**The problem**: Which of the lines below contain the string "Extrato"? Pull each one out of the data.

━━━

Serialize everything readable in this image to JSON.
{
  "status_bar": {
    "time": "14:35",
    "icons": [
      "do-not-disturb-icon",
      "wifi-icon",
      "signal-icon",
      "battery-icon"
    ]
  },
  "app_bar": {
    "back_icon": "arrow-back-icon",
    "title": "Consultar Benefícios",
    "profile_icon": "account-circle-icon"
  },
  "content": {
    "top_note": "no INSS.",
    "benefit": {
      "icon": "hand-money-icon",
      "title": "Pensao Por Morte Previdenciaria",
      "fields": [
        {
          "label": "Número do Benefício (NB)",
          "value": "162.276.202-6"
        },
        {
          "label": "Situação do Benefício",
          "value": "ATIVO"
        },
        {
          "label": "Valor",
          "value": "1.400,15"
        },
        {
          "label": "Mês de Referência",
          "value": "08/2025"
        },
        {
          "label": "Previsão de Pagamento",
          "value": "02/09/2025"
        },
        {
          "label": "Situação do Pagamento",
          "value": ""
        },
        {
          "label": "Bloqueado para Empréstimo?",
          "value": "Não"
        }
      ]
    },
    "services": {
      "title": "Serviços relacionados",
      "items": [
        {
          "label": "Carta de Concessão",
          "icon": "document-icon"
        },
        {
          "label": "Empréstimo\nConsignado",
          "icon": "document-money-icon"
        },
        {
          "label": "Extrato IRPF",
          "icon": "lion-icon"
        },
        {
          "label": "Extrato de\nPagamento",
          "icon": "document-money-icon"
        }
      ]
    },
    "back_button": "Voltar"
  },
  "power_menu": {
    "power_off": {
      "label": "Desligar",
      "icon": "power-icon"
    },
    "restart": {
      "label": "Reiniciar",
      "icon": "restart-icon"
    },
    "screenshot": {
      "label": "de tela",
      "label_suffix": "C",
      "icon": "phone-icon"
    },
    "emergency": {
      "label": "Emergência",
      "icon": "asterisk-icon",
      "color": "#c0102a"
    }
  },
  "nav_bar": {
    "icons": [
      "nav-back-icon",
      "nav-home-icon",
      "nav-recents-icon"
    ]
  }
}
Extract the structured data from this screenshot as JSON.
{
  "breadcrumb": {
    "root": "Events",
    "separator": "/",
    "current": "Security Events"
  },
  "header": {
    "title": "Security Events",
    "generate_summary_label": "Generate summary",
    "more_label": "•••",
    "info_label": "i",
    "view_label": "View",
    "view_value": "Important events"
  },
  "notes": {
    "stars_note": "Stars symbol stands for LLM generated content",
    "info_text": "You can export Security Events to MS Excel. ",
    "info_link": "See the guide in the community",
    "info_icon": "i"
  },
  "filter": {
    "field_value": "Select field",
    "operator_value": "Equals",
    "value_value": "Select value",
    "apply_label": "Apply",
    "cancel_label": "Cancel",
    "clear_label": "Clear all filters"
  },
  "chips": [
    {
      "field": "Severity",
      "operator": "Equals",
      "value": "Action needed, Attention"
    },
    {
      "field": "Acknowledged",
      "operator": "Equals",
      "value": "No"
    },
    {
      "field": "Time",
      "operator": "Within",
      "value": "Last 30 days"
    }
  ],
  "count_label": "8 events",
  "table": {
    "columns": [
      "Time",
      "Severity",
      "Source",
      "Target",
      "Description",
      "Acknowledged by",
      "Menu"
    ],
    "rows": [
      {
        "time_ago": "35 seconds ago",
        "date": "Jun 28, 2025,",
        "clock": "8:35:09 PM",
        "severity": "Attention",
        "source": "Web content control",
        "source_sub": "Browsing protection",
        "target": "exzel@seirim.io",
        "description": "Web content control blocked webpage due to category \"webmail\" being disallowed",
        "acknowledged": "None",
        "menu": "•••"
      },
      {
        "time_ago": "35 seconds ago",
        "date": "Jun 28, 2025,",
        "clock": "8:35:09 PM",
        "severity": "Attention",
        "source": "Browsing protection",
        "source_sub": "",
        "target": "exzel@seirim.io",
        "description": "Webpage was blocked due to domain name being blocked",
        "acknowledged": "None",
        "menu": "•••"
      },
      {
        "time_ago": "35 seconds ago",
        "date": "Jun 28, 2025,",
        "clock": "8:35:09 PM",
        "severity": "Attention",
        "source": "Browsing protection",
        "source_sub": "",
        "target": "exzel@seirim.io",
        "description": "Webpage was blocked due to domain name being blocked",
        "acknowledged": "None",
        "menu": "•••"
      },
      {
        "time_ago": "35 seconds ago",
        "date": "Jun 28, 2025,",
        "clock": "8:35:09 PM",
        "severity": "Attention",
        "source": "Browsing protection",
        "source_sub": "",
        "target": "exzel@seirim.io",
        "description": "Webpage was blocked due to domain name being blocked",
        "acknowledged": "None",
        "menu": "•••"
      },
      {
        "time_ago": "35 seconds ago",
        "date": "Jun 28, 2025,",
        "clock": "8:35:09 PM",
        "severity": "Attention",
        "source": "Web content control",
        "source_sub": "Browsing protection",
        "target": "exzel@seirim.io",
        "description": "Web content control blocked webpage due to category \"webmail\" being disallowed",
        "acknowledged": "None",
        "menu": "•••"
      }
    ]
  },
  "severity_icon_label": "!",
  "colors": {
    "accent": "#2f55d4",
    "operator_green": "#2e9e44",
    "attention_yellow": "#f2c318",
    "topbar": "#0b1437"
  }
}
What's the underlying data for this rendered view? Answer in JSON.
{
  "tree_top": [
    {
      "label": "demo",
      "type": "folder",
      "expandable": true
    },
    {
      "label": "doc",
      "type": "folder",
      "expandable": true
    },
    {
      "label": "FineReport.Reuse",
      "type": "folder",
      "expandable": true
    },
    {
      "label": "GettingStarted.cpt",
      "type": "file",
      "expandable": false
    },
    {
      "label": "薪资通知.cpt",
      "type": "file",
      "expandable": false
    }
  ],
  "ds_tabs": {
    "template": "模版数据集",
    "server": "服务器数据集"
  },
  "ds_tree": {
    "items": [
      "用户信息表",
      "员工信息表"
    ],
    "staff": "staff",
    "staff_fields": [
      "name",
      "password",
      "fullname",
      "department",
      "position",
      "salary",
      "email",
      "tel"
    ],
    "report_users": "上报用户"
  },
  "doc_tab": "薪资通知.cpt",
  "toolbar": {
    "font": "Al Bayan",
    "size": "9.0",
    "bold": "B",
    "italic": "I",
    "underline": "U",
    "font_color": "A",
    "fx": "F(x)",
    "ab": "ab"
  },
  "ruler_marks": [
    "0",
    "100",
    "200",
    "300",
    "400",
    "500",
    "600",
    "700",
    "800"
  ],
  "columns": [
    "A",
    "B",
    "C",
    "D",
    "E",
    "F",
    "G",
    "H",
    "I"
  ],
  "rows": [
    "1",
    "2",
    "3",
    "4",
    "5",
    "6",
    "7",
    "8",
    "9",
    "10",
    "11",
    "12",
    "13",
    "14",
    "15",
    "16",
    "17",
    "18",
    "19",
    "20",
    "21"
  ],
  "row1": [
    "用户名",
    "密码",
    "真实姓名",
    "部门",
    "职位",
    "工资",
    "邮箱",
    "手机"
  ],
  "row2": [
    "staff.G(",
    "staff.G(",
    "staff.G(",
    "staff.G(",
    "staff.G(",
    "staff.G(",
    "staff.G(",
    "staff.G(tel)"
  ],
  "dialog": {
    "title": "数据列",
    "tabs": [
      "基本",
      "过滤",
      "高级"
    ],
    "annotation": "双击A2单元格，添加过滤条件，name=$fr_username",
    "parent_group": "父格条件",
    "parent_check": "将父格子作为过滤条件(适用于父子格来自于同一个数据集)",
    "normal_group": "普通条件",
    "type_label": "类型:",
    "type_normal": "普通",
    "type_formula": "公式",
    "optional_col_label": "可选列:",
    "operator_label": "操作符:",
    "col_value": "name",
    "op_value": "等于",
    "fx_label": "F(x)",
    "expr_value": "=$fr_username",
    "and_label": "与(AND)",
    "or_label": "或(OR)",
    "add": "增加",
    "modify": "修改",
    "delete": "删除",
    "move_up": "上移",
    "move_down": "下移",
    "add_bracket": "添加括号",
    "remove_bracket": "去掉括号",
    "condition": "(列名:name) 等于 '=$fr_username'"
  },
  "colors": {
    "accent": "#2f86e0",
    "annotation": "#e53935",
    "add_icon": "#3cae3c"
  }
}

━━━

**Answer for the task**:
          "label": "Extrato IRPF",
          "label": "Extrato de\nPagamento",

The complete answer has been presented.